“She falls down all the time,” Paula says, giving a grown-woman sigh, and when Jennie walks over to her, Paula swats her leg with the magazine as though she’s killing a spider. “She does it for attention.”
Coral reaches onto the coffee table for a tissue. “Come here,” she tells Jennie. She folds the tissue over Jennie’s throbbing nose, tells her to blow.
After her nose is clean, Jennie extends her arms, points to the stickers, and laughs. “Remember when I was a tiger?” she says. “Remember, at Oktoberfest?” Jennie splays her fingers over her cheeks, mimicking stripes, or whiskers, then bares her baby teeth, crooked and soda-stained.

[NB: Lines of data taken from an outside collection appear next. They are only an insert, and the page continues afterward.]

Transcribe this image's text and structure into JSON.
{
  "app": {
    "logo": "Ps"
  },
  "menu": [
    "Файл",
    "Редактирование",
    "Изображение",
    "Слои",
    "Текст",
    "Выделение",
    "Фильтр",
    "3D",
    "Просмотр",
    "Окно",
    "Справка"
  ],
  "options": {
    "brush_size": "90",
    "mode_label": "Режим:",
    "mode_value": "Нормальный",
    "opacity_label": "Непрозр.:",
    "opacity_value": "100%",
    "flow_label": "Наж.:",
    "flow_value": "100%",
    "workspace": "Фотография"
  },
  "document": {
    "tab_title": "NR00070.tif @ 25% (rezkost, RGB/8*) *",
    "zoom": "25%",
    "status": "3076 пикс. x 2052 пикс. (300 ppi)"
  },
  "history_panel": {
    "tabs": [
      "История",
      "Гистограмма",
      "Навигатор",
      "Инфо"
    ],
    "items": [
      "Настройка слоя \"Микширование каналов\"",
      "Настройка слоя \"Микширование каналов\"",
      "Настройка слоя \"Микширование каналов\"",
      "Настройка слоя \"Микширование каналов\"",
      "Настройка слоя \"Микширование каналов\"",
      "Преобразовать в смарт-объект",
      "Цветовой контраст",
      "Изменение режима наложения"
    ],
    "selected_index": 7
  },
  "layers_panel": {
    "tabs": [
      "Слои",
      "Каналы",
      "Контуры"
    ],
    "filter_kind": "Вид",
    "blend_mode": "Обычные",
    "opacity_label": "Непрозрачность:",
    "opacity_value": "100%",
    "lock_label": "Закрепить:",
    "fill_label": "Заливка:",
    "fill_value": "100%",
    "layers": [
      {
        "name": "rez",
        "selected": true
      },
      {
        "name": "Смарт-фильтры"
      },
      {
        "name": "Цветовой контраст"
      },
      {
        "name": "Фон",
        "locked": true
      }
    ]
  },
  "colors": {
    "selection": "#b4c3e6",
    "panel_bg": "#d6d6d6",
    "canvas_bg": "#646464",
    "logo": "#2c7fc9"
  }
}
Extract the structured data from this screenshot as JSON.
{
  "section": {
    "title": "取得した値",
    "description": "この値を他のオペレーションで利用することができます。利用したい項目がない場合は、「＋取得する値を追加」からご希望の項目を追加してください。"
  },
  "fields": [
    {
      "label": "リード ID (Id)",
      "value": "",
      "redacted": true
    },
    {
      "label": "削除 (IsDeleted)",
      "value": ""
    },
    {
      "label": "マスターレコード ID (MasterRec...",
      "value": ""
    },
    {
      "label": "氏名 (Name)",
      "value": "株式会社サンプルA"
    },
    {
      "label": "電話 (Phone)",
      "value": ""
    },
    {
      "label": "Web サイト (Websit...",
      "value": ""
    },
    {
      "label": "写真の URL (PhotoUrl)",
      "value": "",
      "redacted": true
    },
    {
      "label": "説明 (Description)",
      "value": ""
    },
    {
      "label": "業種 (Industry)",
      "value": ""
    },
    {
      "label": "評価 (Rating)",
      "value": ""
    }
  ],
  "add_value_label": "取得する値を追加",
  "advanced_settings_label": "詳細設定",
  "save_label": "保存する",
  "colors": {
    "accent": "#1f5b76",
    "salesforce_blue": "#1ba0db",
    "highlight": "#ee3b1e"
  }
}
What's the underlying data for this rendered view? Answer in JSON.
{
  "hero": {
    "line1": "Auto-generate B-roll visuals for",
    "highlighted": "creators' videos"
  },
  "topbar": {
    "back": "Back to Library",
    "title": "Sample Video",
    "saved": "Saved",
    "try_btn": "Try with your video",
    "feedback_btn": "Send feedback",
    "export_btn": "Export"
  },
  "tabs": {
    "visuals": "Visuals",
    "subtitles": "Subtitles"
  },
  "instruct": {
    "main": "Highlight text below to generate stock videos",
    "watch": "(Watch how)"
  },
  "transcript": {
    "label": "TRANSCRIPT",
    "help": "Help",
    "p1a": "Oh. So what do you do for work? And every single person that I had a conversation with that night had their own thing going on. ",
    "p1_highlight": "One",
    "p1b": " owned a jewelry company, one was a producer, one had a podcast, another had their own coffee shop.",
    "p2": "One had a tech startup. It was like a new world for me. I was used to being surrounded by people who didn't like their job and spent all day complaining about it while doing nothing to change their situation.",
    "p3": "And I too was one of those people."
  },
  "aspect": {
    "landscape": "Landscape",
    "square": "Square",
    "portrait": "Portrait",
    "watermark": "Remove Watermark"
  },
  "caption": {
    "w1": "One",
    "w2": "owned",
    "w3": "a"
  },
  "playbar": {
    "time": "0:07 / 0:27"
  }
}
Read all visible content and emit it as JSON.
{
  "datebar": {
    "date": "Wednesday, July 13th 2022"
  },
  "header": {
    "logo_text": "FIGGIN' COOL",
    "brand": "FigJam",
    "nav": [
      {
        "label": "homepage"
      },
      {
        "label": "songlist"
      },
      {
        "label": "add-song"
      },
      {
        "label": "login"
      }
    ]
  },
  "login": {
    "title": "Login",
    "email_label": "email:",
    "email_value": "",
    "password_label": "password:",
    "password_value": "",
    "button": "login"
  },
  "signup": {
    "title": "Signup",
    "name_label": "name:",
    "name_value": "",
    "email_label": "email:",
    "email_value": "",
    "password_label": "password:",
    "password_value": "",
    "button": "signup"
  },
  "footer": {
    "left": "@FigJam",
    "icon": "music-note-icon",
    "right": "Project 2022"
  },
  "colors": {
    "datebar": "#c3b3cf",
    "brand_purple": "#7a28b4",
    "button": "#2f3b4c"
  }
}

Coral looks at the skinny legs, round belly, and flat chest on Jennie, thinks about how, not so many years ago, she had been this little girl, with the fierce, intent eyes of her father and a still-narrow body ripe for unrealized threats, just waiting to betray her. Used to be Coral could crawl on her belly through autumn leaves, run her fingers over frosty scat, and blend into the landscape like a soft, downed tree—and if she stood, a deer could’ve rubbed velvet from his antlers on her outstretched arms. Then, somewhere along the line, she had been noticed—but she hadn’t really left that space of a child, at once smothered and ignored.
When Dan and Erik come back, Irene will serve them hot chili in paper bowls. They will slur every few words and grin, and their eyes will glitter over the eight-point they should have bagged. Erik will gaze at Coral in his distant way, and she’ll hate him for owning that land. She’ll put away the hundred dollars for Christmas gifts, buy her mother something nice, comforting, deserved—a new bathrobe, some pink wool socks, chocolate. In the winter, she’ll drive her mother’s snowmobile across the frozen lake, cut holes in the ice, fillet her winter catches with her grandfather’s knife. She will try to forget the things that hurt and confuse her, until she knows what to do with them.
Jennie steps forward. Coral tugs the ends of the girl’s limp hair, touches her palm to the child’s feverish face. “I remember,” she says, her hand resisting, then falling away. “You looked real scary, Jennie. I hardly recognized you.”
Elsa Nekola is a writer from Wisconsin. Her fiction appears or is forthcoming in Ploughshares, Nimrod, Passages North, Midwestern Gothic, and North Dakota Quarterly. She is currently at work on a collection of stories set in the Upper Midwest about women, isolation, and the natural environment.